__What is required__
Go line by line through the data below and count those that hold "пасажирів". Return only the number.
*** Data excerpts ***
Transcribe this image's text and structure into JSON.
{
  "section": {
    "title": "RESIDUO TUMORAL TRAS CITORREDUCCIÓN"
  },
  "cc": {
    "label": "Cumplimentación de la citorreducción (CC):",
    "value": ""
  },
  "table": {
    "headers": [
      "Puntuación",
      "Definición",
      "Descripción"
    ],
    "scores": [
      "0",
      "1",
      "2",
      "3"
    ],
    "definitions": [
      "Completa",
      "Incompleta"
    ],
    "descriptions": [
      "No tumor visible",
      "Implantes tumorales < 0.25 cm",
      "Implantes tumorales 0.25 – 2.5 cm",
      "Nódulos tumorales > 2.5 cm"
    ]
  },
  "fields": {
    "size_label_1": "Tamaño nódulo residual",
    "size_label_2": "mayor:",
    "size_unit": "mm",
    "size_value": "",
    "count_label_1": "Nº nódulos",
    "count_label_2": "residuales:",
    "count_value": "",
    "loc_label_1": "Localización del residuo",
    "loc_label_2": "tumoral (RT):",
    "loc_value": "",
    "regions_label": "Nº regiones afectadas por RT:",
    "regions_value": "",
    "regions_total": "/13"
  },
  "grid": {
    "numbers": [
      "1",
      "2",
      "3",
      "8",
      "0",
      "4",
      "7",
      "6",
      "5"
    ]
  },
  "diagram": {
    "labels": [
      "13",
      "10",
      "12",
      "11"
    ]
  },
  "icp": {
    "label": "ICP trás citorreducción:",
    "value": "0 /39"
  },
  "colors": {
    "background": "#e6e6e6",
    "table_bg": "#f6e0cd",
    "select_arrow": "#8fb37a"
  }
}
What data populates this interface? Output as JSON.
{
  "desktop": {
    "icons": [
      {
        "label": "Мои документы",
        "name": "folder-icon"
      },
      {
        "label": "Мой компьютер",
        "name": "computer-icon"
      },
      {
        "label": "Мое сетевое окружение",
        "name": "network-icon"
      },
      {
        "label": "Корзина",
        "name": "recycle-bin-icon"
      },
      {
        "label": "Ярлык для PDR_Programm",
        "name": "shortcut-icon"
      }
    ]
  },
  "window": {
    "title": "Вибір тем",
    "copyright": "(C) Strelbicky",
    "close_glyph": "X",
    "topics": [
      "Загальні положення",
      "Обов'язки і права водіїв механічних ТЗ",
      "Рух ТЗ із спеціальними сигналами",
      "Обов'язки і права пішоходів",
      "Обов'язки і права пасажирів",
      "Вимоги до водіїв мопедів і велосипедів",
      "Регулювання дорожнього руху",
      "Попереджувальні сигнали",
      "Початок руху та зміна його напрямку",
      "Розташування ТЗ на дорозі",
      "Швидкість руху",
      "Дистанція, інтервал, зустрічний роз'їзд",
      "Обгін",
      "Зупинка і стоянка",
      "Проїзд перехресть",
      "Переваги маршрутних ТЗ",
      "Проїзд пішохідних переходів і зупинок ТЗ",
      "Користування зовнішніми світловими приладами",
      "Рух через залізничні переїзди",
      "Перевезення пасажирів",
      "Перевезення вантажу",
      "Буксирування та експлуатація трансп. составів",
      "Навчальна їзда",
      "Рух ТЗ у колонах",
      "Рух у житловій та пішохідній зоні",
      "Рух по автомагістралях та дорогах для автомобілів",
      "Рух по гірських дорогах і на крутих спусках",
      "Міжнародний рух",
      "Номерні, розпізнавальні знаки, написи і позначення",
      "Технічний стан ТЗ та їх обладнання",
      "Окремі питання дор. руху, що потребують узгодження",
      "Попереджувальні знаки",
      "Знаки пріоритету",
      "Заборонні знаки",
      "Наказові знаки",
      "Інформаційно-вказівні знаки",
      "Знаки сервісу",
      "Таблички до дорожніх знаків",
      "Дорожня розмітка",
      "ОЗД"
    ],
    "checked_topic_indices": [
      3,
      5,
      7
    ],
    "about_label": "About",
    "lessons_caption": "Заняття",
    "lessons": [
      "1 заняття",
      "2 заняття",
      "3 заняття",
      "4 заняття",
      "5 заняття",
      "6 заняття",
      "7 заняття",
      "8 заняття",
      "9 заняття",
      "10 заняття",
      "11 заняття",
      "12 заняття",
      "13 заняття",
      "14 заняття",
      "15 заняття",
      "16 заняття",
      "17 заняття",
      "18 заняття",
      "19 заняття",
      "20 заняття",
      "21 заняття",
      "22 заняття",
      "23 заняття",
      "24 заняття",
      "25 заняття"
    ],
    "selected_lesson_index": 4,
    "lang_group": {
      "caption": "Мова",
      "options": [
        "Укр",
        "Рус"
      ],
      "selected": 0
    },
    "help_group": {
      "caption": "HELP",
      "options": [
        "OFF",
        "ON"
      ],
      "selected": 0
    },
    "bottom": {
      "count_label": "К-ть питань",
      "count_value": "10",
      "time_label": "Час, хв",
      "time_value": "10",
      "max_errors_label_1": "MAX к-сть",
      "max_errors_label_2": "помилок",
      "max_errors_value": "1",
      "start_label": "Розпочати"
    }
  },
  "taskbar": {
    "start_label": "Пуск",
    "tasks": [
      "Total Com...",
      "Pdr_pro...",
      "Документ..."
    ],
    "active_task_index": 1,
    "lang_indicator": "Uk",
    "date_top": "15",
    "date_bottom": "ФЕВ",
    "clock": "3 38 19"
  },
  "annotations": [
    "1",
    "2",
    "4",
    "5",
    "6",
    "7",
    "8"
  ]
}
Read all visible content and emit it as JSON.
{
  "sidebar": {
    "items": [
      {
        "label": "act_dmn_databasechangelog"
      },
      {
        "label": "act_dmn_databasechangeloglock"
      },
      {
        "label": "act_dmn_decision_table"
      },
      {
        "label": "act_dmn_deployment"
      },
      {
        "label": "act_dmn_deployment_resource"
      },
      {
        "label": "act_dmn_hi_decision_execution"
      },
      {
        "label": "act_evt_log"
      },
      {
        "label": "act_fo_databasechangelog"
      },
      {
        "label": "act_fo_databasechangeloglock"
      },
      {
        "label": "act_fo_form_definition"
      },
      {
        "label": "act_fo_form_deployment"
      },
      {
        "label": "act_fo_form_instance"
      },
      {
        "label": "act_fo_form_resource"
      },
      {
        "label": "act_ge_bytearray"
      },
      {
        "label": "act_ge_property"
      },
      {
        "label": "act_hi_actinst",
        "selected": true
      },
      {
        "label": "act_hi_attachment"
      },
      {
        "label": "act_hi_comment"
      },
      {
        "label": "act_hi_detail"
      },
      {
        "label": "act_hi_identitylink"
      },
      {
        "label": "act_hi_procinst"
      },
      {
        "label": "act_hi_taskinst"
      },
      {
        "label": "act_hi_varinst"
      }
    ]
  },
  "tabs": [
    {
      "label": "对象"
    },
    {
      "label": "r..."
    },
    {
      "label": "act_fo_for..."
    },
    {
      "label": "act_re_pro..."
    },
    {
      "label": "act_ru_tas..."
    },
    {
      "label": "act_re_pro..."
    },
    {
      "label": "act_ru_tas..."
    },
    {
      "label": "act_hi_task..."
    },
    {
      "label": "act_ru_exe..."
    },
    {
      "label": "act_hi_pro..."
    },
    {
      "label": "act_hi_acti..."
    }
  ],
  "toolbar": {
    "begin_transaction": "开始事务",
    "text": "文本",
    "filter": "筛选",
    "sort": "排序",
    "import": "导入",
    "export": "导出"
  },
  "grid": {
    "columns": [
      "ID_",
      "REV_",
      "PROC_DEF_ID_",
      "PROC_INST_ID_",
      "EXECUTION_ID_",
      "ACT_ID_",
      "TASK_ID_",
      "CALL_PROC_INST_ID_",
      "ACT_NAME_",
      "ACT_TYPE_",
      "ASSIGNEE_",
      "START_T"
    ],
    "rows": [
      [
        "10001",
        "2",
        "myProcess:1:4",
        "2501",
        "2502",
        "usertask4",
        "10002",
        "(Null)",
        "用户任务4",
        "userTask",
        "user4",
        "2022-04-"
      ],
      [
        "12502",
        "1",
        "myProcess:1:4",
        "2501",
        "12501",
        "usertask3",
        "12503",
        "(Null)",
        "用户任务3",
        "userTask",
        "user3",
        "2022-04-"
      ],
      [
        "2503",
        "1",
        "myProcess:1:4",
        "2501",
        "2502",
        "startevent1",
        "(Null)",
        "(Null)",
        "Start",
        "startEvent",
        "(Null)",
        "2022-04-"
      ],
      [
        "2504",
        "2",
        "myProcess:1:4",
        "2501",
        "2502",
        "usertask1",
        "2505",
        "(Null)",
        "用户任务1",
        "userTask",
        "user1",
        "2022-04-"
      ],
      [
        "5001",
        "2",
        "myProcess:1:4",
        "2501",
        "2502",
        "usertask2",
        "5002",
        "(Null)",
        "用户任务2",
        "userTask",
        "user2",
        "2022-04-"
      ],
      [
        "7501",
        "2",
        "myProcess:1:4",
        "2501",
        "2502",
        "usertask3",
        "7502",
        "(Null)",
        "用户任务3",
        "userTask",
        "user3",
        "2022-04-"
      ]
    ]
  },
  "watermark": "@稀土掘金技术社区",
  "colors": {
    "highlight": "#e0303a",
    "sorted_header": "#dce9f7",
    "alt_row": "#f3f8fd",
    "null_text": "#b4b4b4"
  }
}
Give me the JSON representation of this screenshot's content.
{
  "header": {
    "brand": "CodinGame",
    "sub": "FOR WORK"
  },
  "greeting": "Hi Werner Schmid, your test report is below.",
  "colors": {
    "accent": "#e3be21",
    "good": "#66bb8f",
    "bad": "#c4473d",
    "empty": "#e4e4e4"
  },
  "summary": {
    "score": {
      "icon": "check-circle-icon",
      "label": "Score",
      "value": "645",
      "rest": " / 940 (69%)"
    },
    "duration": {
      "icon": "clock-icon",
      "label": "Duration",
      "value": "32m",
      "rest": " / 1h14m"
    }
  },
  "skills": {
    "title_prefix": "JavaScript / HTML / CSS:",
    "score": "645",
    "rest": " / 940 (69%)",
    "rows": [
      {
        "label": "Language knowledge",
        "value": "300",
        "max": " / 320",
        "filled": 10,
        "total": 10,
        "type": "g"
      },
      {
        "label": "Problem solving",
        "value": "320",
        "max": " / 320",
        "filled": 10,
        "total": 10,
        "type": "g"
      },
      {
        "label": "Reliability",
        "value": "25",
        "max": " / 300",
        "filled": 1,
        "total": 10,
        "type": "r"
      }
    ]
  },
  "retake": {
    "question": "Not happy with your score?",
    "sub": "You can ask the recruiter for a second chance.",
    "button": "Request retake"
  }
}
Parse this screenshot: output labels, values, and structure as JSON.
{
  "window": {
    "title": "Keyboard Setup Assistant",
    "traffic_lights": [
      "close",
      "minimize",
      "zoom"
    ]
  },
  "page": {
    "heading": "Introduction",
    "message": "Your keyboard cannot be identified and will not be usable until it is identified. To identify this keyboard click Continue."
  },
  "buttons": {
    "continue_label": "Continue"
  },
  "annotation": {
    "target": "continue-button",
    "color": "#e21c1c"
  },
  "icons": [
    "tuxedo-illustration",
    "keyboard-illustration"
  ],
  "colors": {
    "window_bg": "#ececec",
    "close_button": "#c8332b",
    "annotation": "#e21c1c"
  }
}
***
__Exercise answer__
2